Steel Cut Oats
Okay, so this isn’t exactly a recipe, it’s more of a strategy that I use to be sure that I have time for a nutritious breakfast.
As you guys know, I am a big fan of taking some time on the weekend do a little pre-preppin’. This way I have a jump-start on some healthy nutritious meals for the week when things start to get a little crazy…and at some point or other, things always start to get a little crazy!
And let me just say for the record, EVERYTIME I get a little lazy and skip my pre-preppin’, it never fails that I tend to make poorer food choices that week. For me, planning ahead is definitely half the battle!
Oatmeal is a breakfast staple in our house, especially this time of the year. I usually make four servings at a time and then put them into individual containers and pop them in the fridge. Then during the week my husband and I simply add a little milk or water and heat it up (if you are using the microwave, be sure to pop the oatmeal in a microwave safe dish…NOT PLASTIC).
I buy Steel Cut Oats, usually from Trader Joe’s.
Steel Cut Oats are whole grain groats (which is basically the whole oat kernel), cut into two or three smaller pieces. They have a very hearty, chewy texture, which I have really grown to love! The only catch is that they do take a little longer to cook, about 30 minutes or so and they don’t do so well in the microwave (which is why they are on my “pre-prepping” list).
The question most people want to know, is how are they different from rolled oats? Rolled Oats are simply the entire oat groat (before they are cut into pieces to make steel cut oats), steamed, rolled, re-steamed, and toasted. Basically, they have been through more processing so they tend to lose a little of their nutritional value and some of the hearty, chewy texture.
Like I said, I prefer the taste and texture of the Steel Cut Oats, but some people prefer the smoother, creamier texture of rolled oats. At the end of the day they are both super nutritious and either make a great choice for breakfast (as a matter of fact I am reading the labels of each right now and calorie for calorie, carb for carb, fiber for fiber, etc., they are nutritionally exactly the same.

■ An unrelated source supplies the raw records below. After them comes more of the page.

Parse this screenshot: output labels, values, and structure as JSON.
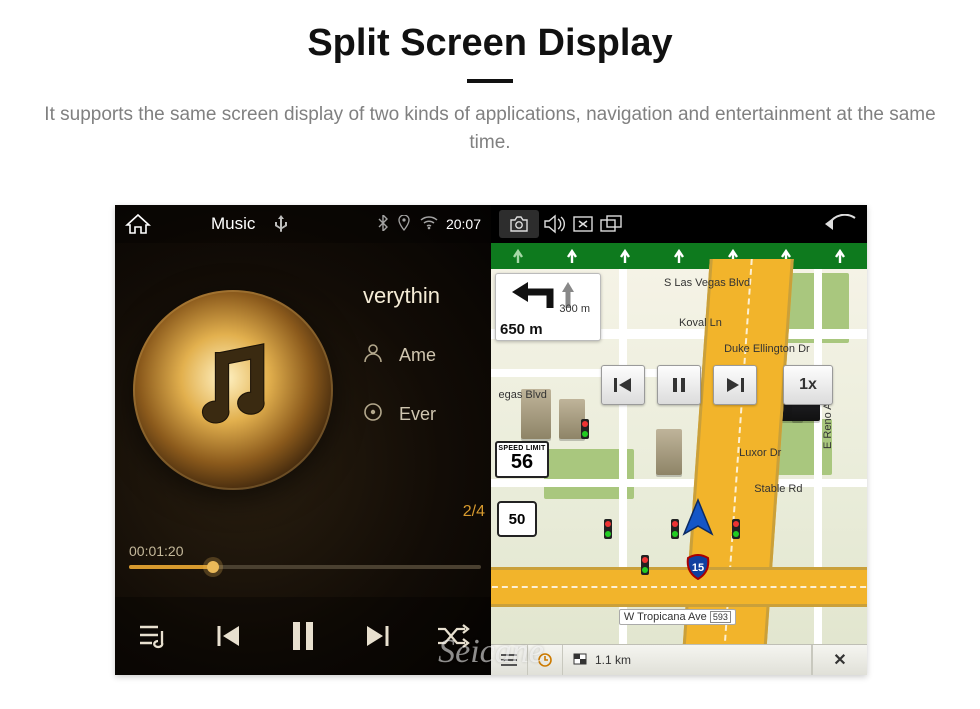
{
  "header": {
    "title": "Split Screen Display",
    "subtitle": "It supports the same screen display of two kinds of applications, navigation and entertainment at the same time."
  },
  "watermark": "Seicane",
  "music": {
    "status": {
      "label": "Music",
      "source": "USB",
      "clock": "20:07"
    },
    "track": {
      "title": "verythin",
      "artist": "Ame",
      "album": "Ever"
    },
    "counter": "2/4",
    "time_played": "00:01:20",
    "controls": {
      "playlist": "Playlist",
      "prev": "Previous",
      "pause": "Pause",
      "next": "Next",
      "shuffle": "Shuffle"
    }
  },
  "nav": {
    "lanes_active": [
      false,
      true,
      true,
      true,
      true,
      true,
      true
    ],
    "turn": {
      "ahead": "300 m",
      "total": "650 m"
    },
    "speed": {
      "label": "SPEED LIMIT",
      "value": "56"
    },
    "route_shield": "50",
    "playback": {
      "prev": "Prev",
      "pause": "Pause",
      "next": "Next",
      "speed": "1x"
    },
    "streets": {
      "s_las_vegas": "S Las Vegas Blvd",
      "koval": "Koval Ln",
      "duke": "Duke Ellington Dr",
      "luxor": "Luxor Dr",
      "stable": "Stable Rd",
      "reno": "E Reno Ave",
      "tropicana": "W Tropicana Ave",
      "trop_exit": "593"
    },
    "interstate": "15",
    "bottom": {
      "eta": "",
      "dist": "1.1 km",
      "close": "✕"
    }
  }
}
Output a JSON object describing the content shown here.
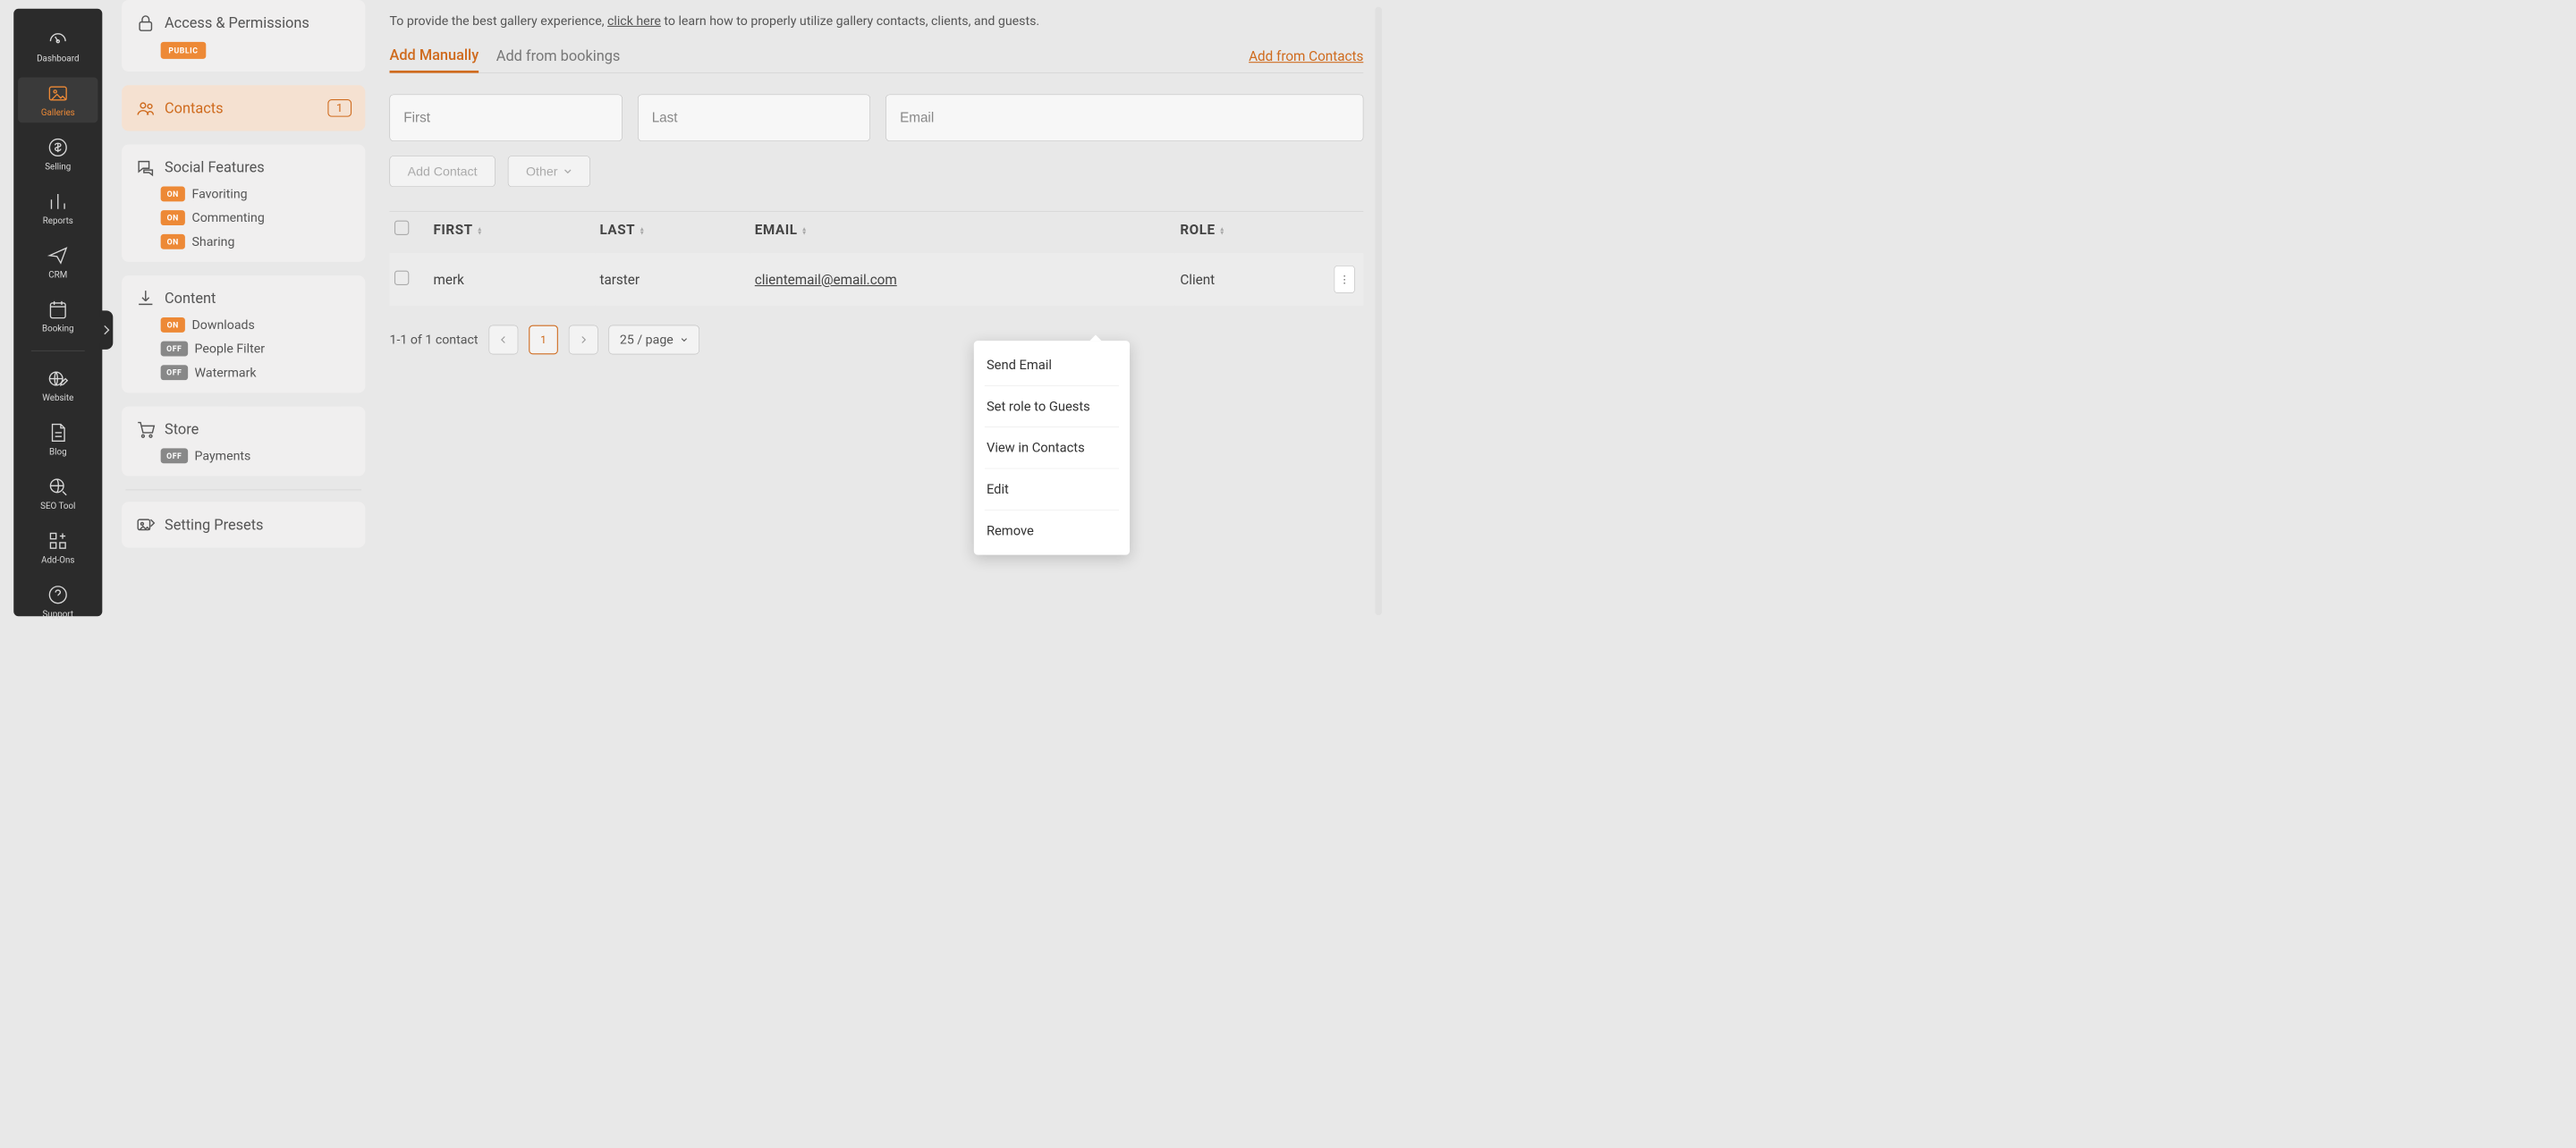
{
  "nav": {
    "items": [
      {
        "key": "dashboard",
        "label": "Dashboard"
      },
      {
        "key": "galleries",
        "label": "Galleries"
      },
      {
        "key": "selling",
        "label": "Selling"
      },
      {
        "key": "reports",
        "label": "Reports"
      },
      {
        "key": "crm",
        "label": "CRM"
      },
      {
        "key": "booking",
        "label": "Booking"
      },
      {
        "key": "website",
        "label": "Website"
      },
      {
        "key": "blog",
        "label": "Blog"
      },
      {
        "key": "seo",
        "label": "SEO Tool"
      },
      {
        "key": "addons",
        "label": "Add-Ons"
      },
      {
        "key": "support",
        "label": "Support"
      }
    ]
  },
  "settings": {
    "access": {
      "title": "Access & Permissions",
      "badge": "PUBLIC"
    },
    "contacts": {
      "title": "Contacts",
      "count": "1"
    },
    "social": {
      "title": "Social Features",
      "rows": [
        {
          "state": "ON",
          "label": "Favoriting"
        },
        {
          "state": "ON",
          "label": "Commenting"
        },
        {
          "state": "ON",
          "label": "Sharing"
        }
      ]
    },
    "content": {
      "title": "Content",
      "rows": [
        {
          "state": "ON",
          "label": "Downloads"
        },
        {
          "state": "OFF",
          "label": "People Filter"
        },
        {
          "state": "OFF",
          "label": "Watermark"
        }
      ]
    },
    "store": {
      "title": "Store",
      "rows": [
        {
          "state": "OFF",
          "label": "Payments"
        }
      ]
    },
    "presets": {
      "title": "Setting Presets"
    }
  },
  "main": {
    "intro_prefix": "To provide the best gallery experience, ",
    "intro_link": "click here",
    "intro_suffix": " to learn how to properly utilize gallery contacts, clients, and guests.",
    "tabs": {
      "manual": "Add Manually",
      "bookings": "Add from bookings",
      "from_contacts": "Add from Contacts"
    },
    "inputs": {
      "first_ph": "First",
      "last_ph": "Last",
      "email_ph": "Email"
    },
    "buttons": {
      "add_contact": "Add Contact",
      "other": "Other"
    },
    "table": {
      "headers": {
        "first": "FIRST",
        "last": "LAST",
        "email": "EMAIL",
        "role": "ROLE"
      },
      "rows": [
        {
          "first": "merk",
          "last": "tarster",
          "email": "clientemail@email.com",
          "role": "Client"
        }
      ]
    },
    "pager": {
      "summary": "1-1 of 1 contact",
      "page": "1",
      "perpage": "25 / page"
    },
    "dropdown": {
      "send_email": "Send Email",
      "set_role": "Set role to Guests",
      "view": "View in Contacts",
      "edit": "Edit",
      "remove": "Remove"
    }
  }
}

So technically, the macronutrients are not effected, it is the micronutrients that lose some value).
On the other hand, what you might want to beware of when it comes to oatmeal are the little pre-flavored, individually packed oatmeal’s. These are the guys that can be dangerous because more often than not they are PACKED WITH SUGAR.
Oatmeal is a good source of soluble fiber, which is great because it literally lowers cholesterol. Soluble fiber works like this; when it mixes with water it turns thick and gelatinous so as it works it’s way thru the body it pulls cholesterol out with it…then when we poop, it’s bye-bye cholesterol, hello happy healthy arteries:).
I promise to post some different recipe ideas for your oatmeal in the near future, they’re really are a hundred and one different ways to make it super yummy!
In the meantime think fruit, nuts, and some type of sweetener (I like maple syrup) and you will be well on your way to a delicious oatmeal breakfast!
What are some of your favorite ways to make oatmeal??
Steel Cut Oats
Yield: Serves 4
- 4 cups of water
- 1 cup of steel cut oats
Bring 4 cups of water to a boil.
Slowly stir in the steel cut oats. As the oatmeal begins to thicken, which takes about five minutes, turn down the heat.
Simmer about 30 minutes.
If you want to make your oats a bit thinner, simply add more water or milk!
Calories: 150; Total Fat: 3g; Saturated Fat: 0g; Cholesterol: 0mg; Sodium: 0mg; Carbohydrate: 27g; Dietary Fiber: 4; Sugars: 1; Protein: 5g